Thank you for sharing that Chi, it’s very insightful and moving. Can you tell us about how you became an Indie Author?

I had a steep learning curve going from Chief of Emergency Response Mapping to being an independently published author. I was now a team of one, assembling editors, cover designers, formatters, beta and advanced readers, proofreaders, and a launch team. I relied on online resources as I designed a website and created a social media platform to share my story with my modest following. In the end, my debt is to the online indie author community and my social media followers who made my publishing dream come true. I can’t pay it forward enough to all the generous friends and writers for their support.

After publication how did you let the world know about Tigerfish and its key messages?

I used a number of ways to connect with readers and promoters including:

Press Release:  Before I launched Tigerfish I crafted emails, ready to send them to local radio stations, TV stations, newspapers, schools, libraries and bookstores. I persisted with the Sacramento Bee until Stephen Magagnini featured my story Vietnam’ documentary opens old wounds, offers new lessons for Sacramento author when my book became timely and relevant to the U.S. Administration’s Travel Bans in 2017 and the Vietnam War Series by Ken Burns and Lynn Novak. My recommendation when contacting the press is to emphasize how relevant your book is and why it’s important to feature your story.

Social Media:  I made online friends through social media, learning by trial and error. These friends became my most ardent and enduring supporters and promoters. I didn’t consider myself an extrovert and had to put on a brave face on various platforms. I always stayed accurate and authentic with my audience.

Blogging:  Before I published Tigerfish, I blogged about Minimalism to share my journey from my  first day sitting down to work on my book to its launch date and thereafter. I chose Minimalism as a subject to create an online following because at the time I couldn’t focus on my author’s job working from home until I’d minimized my household tasks. I shared my tips with readers. This process gave me the inner calm to dedicate 12 hours a day to reach my goal of publishing by May 2017.

Community Engagement:  The initial emails and phone calls brought immediate support from libraries, schools, and indie bookstores. Word of mouth brought more speaking engagements with colleges, rotary clubs, churches, book clubs, and nursing homes. Over the past 20 months, I’ve presented to an audience of one just as respectfully and enthusiastically as to 122 people. I’ve welcomed requests to write to me with follow-up questions.

Hoang Chi Truong Map

Most of all, I’ve been grateful that readers have valued my message of empathy and compassion to refugees. I hope I’ve helped to humanize instead of demonize millions of helpless and vulnerable people fleeing violence, hunger, and persecution.

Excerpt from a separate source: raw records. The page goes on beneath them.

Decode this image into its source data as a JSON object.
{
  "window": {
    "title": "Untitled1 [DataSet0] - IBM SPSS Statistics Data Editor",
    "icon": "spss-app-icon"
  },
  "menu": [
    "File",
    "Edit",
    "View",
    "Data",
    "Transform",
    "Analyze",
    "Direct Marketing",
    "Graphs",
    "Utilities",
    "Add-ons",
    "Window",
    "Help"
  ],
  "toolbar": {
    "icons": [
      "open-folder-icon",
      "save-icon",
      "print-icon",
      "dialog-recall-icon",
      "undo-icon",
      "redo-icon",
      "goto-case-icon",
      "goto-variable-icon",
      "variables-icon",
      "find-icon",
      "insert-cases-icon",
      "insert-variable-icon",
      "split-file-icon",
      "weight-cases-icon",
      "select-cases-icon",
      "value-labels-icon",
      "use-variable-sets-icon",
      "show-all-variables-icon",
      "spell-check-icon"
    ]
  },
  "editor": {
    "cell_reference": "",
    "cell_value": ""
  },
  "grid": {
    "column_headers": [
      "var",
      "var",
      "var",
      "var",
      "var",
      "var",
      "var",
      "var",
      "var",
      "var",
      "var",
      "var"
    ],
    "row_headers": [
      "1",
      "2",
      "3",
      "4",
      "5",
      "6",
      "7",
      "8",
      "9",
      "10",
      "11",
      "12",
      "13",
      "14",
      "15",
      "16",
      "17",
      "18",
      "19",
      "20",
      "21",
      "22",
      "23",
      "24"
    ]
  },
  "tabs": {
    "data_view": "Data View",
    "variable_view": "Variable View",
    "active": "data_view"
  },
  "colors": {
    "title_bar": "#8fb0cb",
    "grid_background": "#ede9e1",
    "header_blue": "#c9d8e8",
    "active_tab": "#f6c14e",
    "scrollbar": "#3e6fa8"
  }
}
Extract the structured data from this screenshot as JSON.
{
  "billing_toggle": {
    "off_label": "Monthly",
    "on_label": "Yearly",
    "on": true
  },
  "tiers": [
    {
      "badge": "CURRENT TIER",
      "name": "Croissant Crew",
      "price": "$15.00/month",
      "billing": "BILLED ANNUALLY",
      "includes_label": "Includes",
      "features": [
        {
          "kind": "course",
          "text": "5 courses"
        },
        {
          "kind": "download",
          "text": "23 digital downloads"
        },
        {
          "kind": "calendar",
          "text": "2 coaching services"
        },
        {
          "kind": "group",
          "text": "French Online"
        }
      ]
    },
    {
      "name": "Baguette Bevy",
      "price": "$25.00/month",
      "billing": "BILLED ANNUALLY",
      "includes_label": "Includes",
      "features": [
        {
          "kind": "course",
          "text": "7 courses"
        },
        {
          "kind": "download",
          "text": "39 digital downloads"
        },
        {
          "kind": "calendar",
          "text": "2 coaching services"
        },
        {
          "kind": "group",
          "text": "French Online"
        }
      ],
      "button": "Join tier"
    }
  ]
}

That’s very inspiring, Chi. What are you working on now?

I’m currently living in Northern California with my husband, and we’re empty nesters of two grown children. While I continue to speak at libraries and book clubs I’m working on my next book, a continuation of TigerFish with a hopeful publication date of Summer 2020.

Thank you so much for your time, Chi, and for sharing your amazing story. Lastly, where can readers find out more about you and your book?

You can find out more about Tigerfish here:

Paperback: https://www.chibeingchi.com/about-my-book-tigerfish/

Kindle: https://www.amazon.co.uk/TigerFish-Vietnamese-Colonels-Daughter-America-ebook/dp/B071YMS2GS/

Audiobook: https://www.amazon.co.uk/Hoang-Chi-Truong/e/B071H73G6V/

And you can find out more about me here:

Website: www.ChiBeingChi.com

Twitter: https://twitter.com/ChiBeingChi

Pinterest: https://www.pinterest.com/chismith/

Instagram: https://www.instagram.com/hoangchitruong.author/

Facebook: https://facebook.com/beingchi

And finally, here are my PBS (Public Broadcast Station) interviews:
Valley PBS